Magic Gifts is basically what Kate and Curran are doing during Gunmetal Magic.  I am glad that the authors wrote this, because they were conspicuously absent when the world was almost destroyed by an ancient Egyptian god.  It starts out with Kate and Curran on a date.  They go to a restaurant that has two vampires outside which means there are two journeymen inside eating.  A lot of drama goes down immediately at the restaurant and results in Kate and Curran racing the magic/tech shifts to save a little boys life.  It also explains how Hakon in Gunmetal Magic knows Kate already. 
Every second is worth it!  The reader even gets a little bit of Kate and Curran alone time (which doesn’t happen very often).  If I was dragging my feet about Gunmetal Magic I would buy it just for this novella at the end.  Of course, Gunmetal Magic is awesome in its own right. 
Favorite Quote: Between Kate and Curran:
He grinned.  “You’re jealous.”
I considered it.  “No.  But when you stared at that woman like she was made of diamonds, it didn’t feel very good.”
“I stared at her because she smelled strange.”
“Strange how?”
“She smelled like rock dust.  Very strong dry smell.”  Curran put his arms around me.  “I love it when you get all fussy and possessive.”
“I never get fussy and possessive.”

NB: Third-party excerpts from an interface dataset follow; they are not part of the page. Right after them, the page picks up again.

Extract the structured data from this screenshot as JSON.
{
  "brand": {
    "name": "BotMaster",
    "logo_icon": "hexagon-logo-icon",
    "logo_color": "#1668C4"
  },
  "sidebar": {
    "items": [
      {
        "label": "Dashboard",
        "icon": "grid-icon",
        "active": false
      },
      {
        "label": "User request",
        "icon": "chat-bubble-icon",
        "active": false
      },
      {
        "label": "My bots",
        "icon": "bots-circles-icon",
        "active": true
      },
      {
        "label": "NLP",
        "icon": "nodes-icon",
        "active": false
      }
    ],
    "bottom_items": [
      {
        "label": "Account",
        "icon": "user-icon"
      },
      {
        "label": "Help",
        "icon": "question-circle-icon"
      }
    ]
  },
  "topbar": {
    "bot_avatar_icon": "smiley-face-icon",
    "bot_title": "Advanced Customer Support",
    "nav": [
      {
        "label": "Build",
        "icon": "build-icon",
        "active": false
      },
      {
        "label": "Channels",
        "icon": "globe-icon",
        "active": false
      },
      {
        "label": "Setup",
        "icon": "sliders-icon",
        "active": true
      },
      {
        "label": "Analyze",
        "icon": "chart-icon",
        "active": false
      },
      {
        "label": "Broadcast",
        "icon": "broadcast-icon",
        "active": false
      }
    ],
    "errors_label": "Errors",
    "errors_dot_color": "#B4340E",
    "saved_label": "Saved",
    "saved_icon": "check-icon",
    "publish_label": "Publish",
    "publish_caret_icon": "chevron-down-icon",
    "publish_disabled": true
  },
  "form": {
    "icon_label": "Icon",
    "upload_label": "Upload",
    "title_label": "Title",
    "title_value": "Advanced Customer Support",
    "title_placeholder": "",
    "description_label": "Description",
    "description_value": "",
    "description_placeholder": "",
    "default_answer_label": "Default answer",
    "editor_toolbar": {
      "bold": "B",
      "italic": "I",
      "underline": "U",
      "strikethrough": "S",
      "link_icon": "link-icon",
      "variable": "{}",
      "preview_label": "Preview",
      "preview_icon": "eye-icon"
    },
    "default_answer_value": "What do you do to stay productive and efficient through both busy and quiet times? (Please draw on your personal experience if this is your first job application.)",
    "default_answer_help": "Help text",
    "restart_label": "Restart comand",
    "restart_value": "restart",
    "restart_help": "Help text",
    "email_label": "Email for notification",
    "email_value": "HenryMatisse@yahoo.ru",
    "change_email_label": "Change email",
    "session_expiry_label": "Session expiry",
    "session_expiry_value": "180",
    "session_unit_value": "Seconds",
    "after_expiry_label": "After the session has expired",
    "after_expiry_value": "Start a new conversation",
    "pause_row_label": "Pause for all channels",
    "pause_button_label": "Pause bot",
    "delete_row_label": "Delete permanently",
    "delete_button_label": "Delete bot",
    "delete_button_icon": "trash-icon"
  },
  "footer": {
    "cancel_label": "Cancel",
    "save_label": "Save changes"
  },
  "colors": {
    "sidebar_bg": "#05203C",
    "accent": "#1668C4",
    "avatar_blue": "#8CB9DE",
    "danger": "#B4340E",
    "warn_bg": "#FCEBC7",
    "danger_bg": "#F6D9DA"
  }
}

Saturday, May 4, 2013

Outcast Prince by Shona Husk (TBR 7/2/13)

3.5 Stars
This is an ARC copy given for an honest review.  It will be released July 2, 2013 and is definitely the first book in a new series. 
I absolutely love the premise of this story because I love fairies!  Caspian is half fairy.  In this story a half fairy/half human is called a “changeling”.  Technically this term is used to describe a child that is suspected of being 100% fairy left in place of the 100% human child.  So I don’t know if the author is just taking some liberties here or if she is saying that changeling children are actually 50% fairy.  His father is a prince of Annwyn (the world the fairies live in), but Caspian has never met his father.  He also has a special talent.  He can see and understand the history of an item by touching it which is called psychometry in this book.  Caspian is divorced and runs an antique shop (obviously his little trick comes in handy in determining the value of antiques). 
Lydia is human and is grieving the loss of her grandmother who raised her.  Lydia is a Calloway and the Calloway House is very famous in Charleston.  Lydia’s grandmother did many things to keep the house and one was to be a place where all the “movers and shakers” of the 20’s and 30’s could keep their mistresses.  Lydia has hired Caspian to do an appraisal of the house and all the things in it. 
Caspian has always kept his fairy repressed, but Annwyn has chosen this moment to come knocking.  The banished fairies are making trouble for Caspian, but if he makes a deal with them he could lose his soul.  All of Annwyn and those who are banished are frantically looking for a mirror that is gate into Annwyn.  The Annwyn Court is in upheaval and Caspian (and thus Lydia) is thrown right into the middle of it). 
What I didn’t love about the book was the inner dialogue of both Caspian and Lydia.  At times they were both overly dramatic and making leaps of logic that the reader should be able to get without it being spelled out.  They both waffled back and forth so much I wanted to smack them.  Waffled about what, you ask?  EVERYTHING!  If something could be waffled then they waffled.  Should I sell the house or should I keep it?  Should I sell the diaries or keep them?  Should I invite him over for dinner or tell him to get lost?  Should I call him or not?  Should I go inside or not?  Blah, Blah, Blah!  I get that not everyone knows what they want all the time, but these characters didn’t know what they want any of the time.  I really hope that they mature some in the rest of the series.  Which is odd because, while I don’t know their age, they both come across as forty-ish adults!